I’m worried this organisation will be risk averse, burdened with the pr fear of any internet abuse being laid at it’s door. Already the government has been looking for ways to police the internet.

The country that manages to balance the risk/opportunity that the web represents for young people is the one that will be best placed to enjoy the economic benefits on offer.  Having run a quango once, I know that you don’t create an energetic and imaginative attitude to risk by creating a new quango.

However it is easy to carp.  I think UKCCIS should start with teachers. If we can warm them up to the possibilities that come with an open attitude to the internet, rather than a closed or mistrustful one, we then have a hope of encouraging them to teach children to manage risk rather than run from the slightest suggestion of it.  Until teachers have high levels of digital literacy we’ll struggle to have schools that are anything but freakishly fearful of the web.

Five new blogs – four from Birmingham one not – plus something new from WordPress.

I just want to say hello to Andrew Hemmings who moved from lurker to blogger after last night’s mini Birmingham Bloggers meet in the Spotted Dog. (Don’t panic, it was an impromptu meeting for Joanna Geary who will miss the next one this Monday 7pm at Rooty Frooty in the Custard Factory) Andrew talked to a number of people about blogs and their possible impact on his work in promoting the TIC. He had a typical response to a first bloggers meet:

By the way…thanks to all those last night who so willingly shared their knowledge, views and opinions to a newbie at the blogging table – I’ve got plenty to think about! Those thoughts will follow….!

Now he’s done the perfect thing, and started his own blog. It really is the fastest way to appreciate/understand the possibilities. So welcome Andrew.

Hi also had a fine chat with Nicky Getgood who was watching the blog meet from the bar then came and joined us – mostl because she’s very friendly, but also because she blogs here.

Chris Unitt was also at the Spotted Dog and is blogging for the fantabulous Fierce Festival here. You can also vote to help them programme the festival. Hi Chris, I like the scratchy graphics. Did you do those?

Simon Howsey is new to me – he seems to be using wordpress to aggregate a whole series of feeds, many from Birmingham Bloggers.

A belated hello to a blog I subscribed to a while back thanks to a tip off from the very fine fine Tim Davies.

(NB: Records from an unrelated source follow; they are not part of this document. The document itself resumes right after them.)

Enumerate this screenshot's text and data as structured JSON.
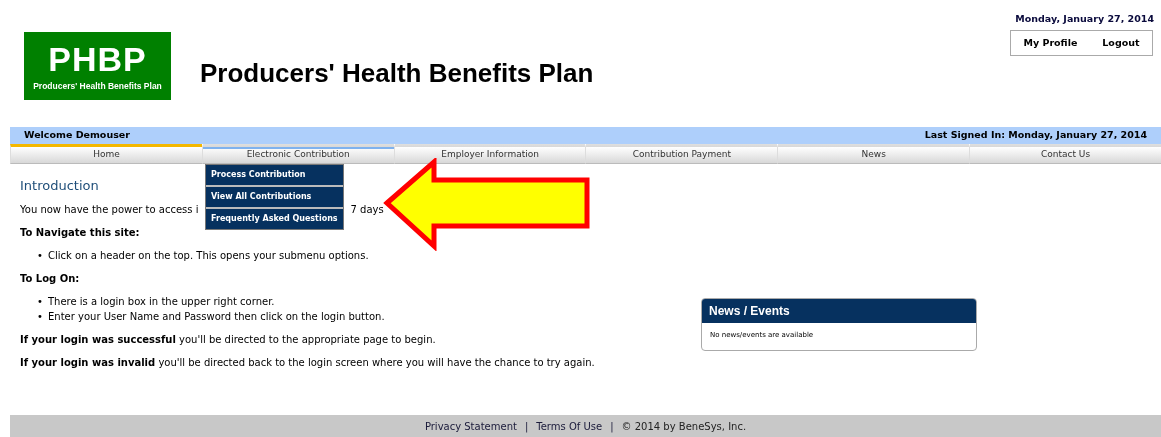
{
  "logo": {
    "initials": "PHBP",
    "tagline": "Producers' Health Benefits Plan"
  },
  "site_title": "Producers' Health Benefits Plan",
  "header_date": "Monday, January 27, 2014",
  "user_links": [
    "My Profile",
    "Logout"
  ],
  "welcome_bar": {
    "welcome": "Welcome Demouser",
    "last_signed_in": "Last Signed In: Monday, January 27, 2014"
  },
  "tabs": [
    {
      "label": "Home",
      "selected": true,
      "expanded": false
    },
    {
      "label": "Electronic Contribution",
      "selected": false,
      "expanded": true,
      "submenu": [
        "Process Contribution",
        "View All Contributions",
        "Frequently Asked Questions"
      ]
    },
    {
      "label": "Employer Information",
      "selected": false,
      "expanded": false
    },
    {
      "label": "Contribution Payment",
      "selected": false,
      "expanded": false
    },
    {
      "label": "News",
      "selected": false,
      "expanded": false
    },
    {
      "label": "Contact Us",
      "selected": false,
      "expanded": false
    }
  ],
  "content": [
    {
      "kind": "heading",
      "text": "Introduction"
    },
    {
      "kind": "split",
      "parts": [
        "You now have the power to access i",
        "7 days"
      ]
    },
    {
      "kind": "subheading",
      "text": "To Navigate this site:"
    },
    {
      "kind": "bullets",
      "items": [
        {
          "marker": "•",
          "text": "Click on a header on the top. This opens your submenu options."
        }
      ]
    },
    {
      "kind": "subheading",
      "text": "To Log On:"
    },
    {
      "kind": "bullets",
      "items": [
        {
          "marker": "•",
          "text": "There is a login box in the upper right corner."
        },
        {
          "marker": "•",
          "text": "Enter your User Name and Password then click on the login button."
        }
      ]
    },
    {
      "kind": "paragraph",
      "text": "**If your login was successful** you'll be directed to the appropriate page to begin."
    },
    {
      "kind": "paragraph",
      "text": "**If your login was invalid** you'll be directed back to the login screen where you will have the chance to try again."
    }
  ],
  "news_panel": {
    "title": "News / Events",
    "message": "No news/events are available"
  },
  "footer": [
    {
      "kind": "link",
      "text": "Privacy Statement"
    },
    {
      "kind": "separator",
      "text": "|"
    },
    {
      "kind": "link",
      "text": "Terms Of Use"
    },
    {
      "kind": "separator",
      "text": "|"
    },
    {
      "kind": "text",
      "text": "© 2014 by BeneSys, Inc."
    }
  ]
}
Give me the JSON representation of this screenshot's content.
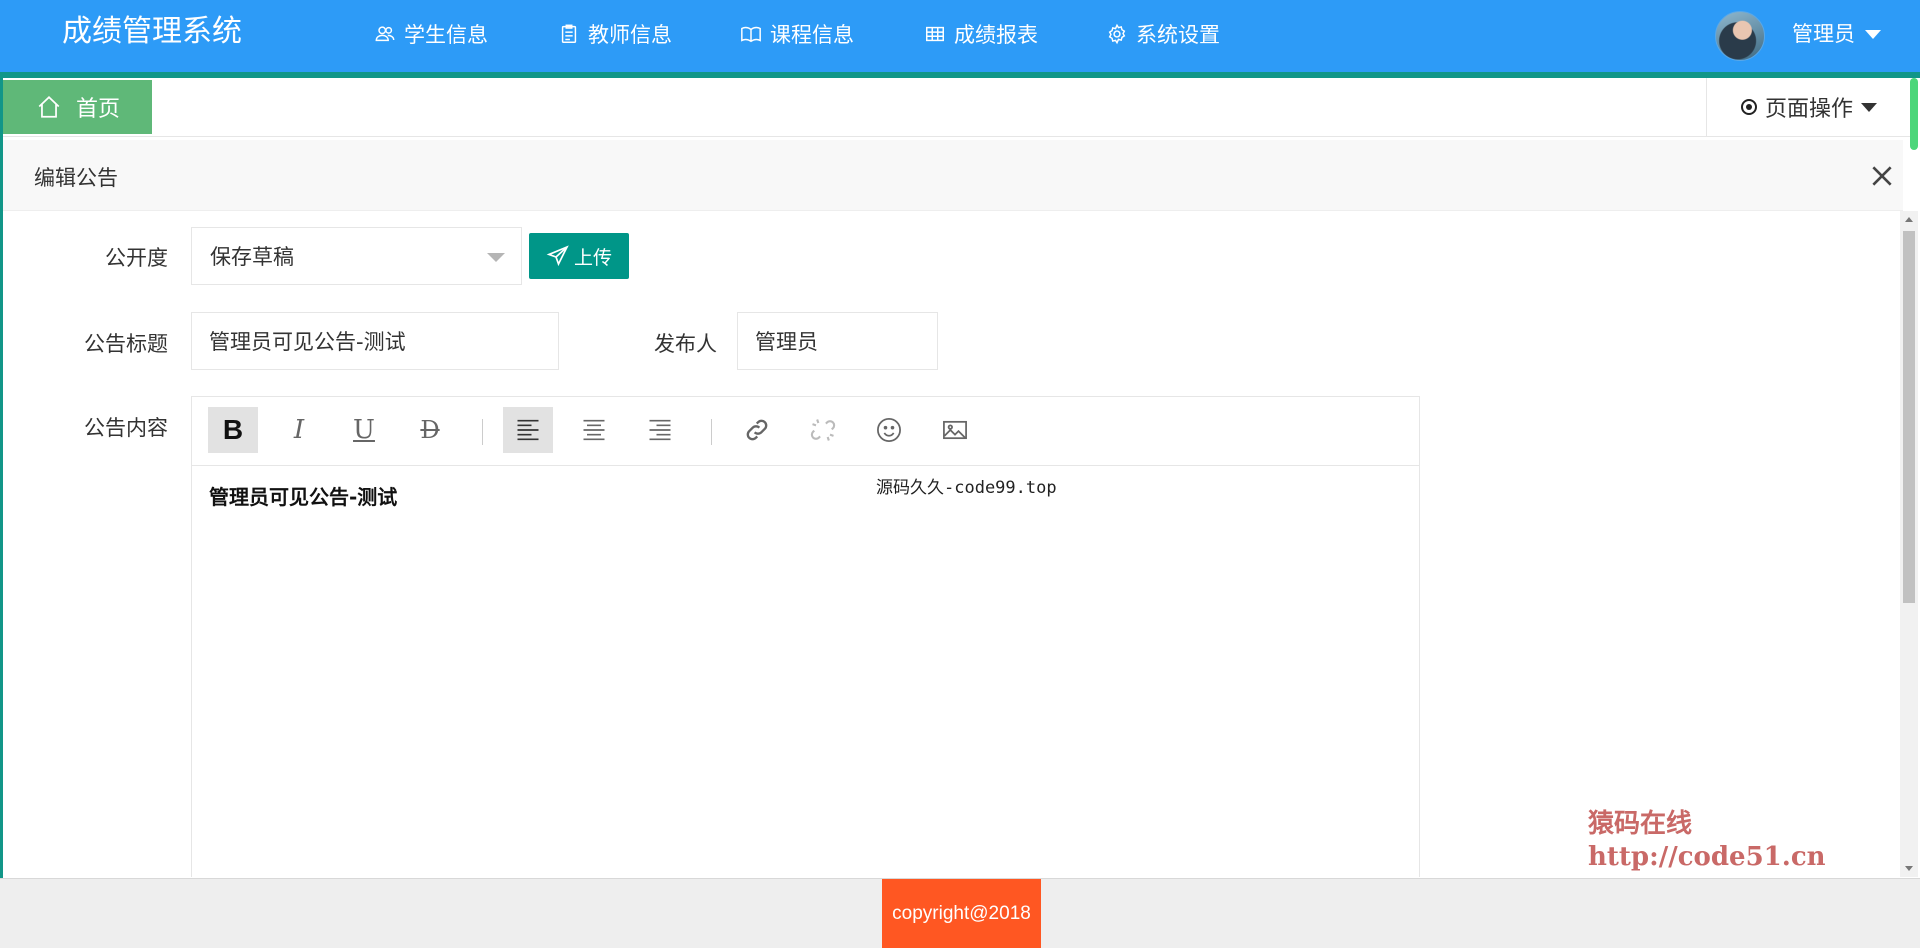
{
  "header": {
    "brand": "成绩管理系统",
    "nav": [
      {
        "label": "学生信息",
        "icon": "users-icon"
      },
      {
        "label": "教师信息",
        "icon": "clipboard-icon"
      },
      {
        "label": "课程信息",
        "icon": "book-icon"
      },
      {
        "label": "成绩报表",
        "icon": "table-icon"
      },
      {
        "label": "系统设置",
        "icon": "gear-icon"
      }
    ],
    "user": "管理员"
  },
  "tabs": {
    "home_label": "首页",
    "page_ops_label": "页面操作"
  },
  "dialog": {
    "title": "编辑公告",
    "form": {
      "visibility_label": "公开度",
      "visibility_value": "保存草稿",
      "upload_label": "上传",
      "title_label": "公告标题",
      "title_value": "管理员可见公告-测试",
      "publisher_label": "发布人",
      "publisher_value": "管理员",
      "content_label": "公告内容",
      "content_value": "管理员可见公告-测试"
    },
    "editor_tools": [
      "bold",
      "italic",
      "underline",
      "strikethrough",
      "align-left",
      "align-center",
      "align-right",
      "link",
      "unlink",
      "emoji",
      "image"
    ]
  },
  "watermarks": {
    "center": "源码久久-code99.top",
    "corner_line1": "猿码在线",
    "corner_line2": "http://code51.cn"
  },
  "footer": {
    "copyright": "copyright@2018"
  },
  "colors": {
    "topbar": "#2d9bf7",
    "accent": "#119688",
    "home_tab": "#5fb878",
    "primary_button": "#009688",
    "copyright_bg": "#ff5722"
  }
}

Alice Casey has set up her blog to explore some of the ideas which percolate through her work with with Involve. This (and many other blogs) are about the link between social media, neighbourhoods and social good. Which is of course where I began a good while back with the Grassroots Channel podcast. She and I will both be at a barcamp in May to explore social media and youth participation – which again relates to some other work I’ve been doing.

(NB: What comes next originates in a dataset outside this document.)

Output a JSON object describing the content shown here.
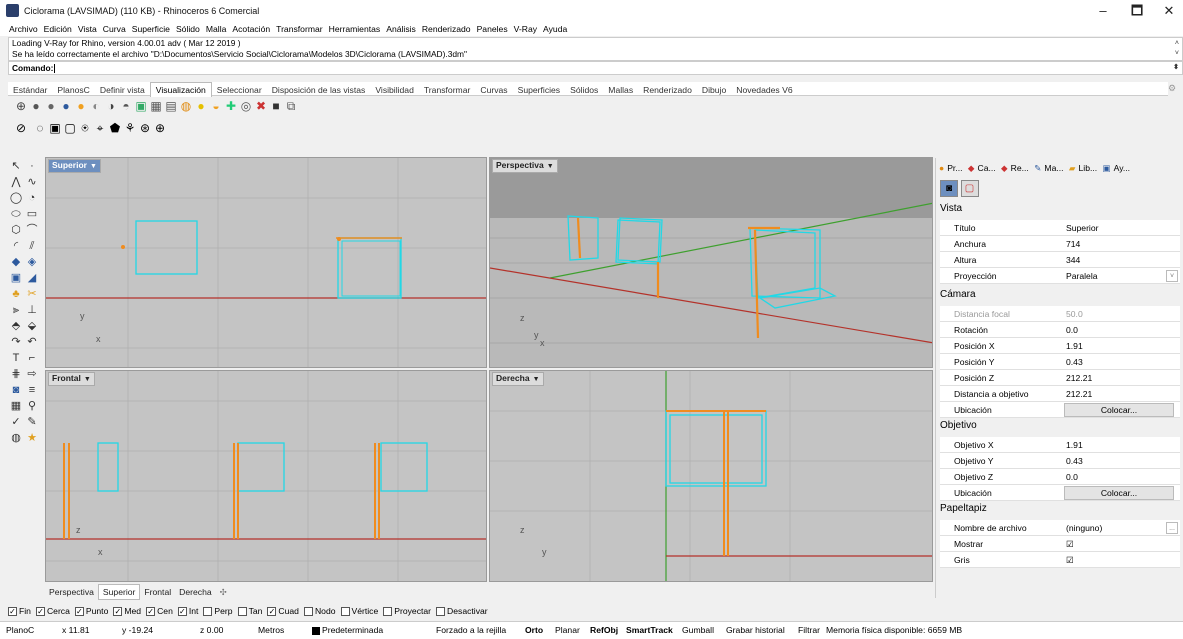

For anyone who’s just set up a new WordPress blog an hour ago the rather heavily revamped WordPress 2.5 went live. Looks good. Time for some upgrades.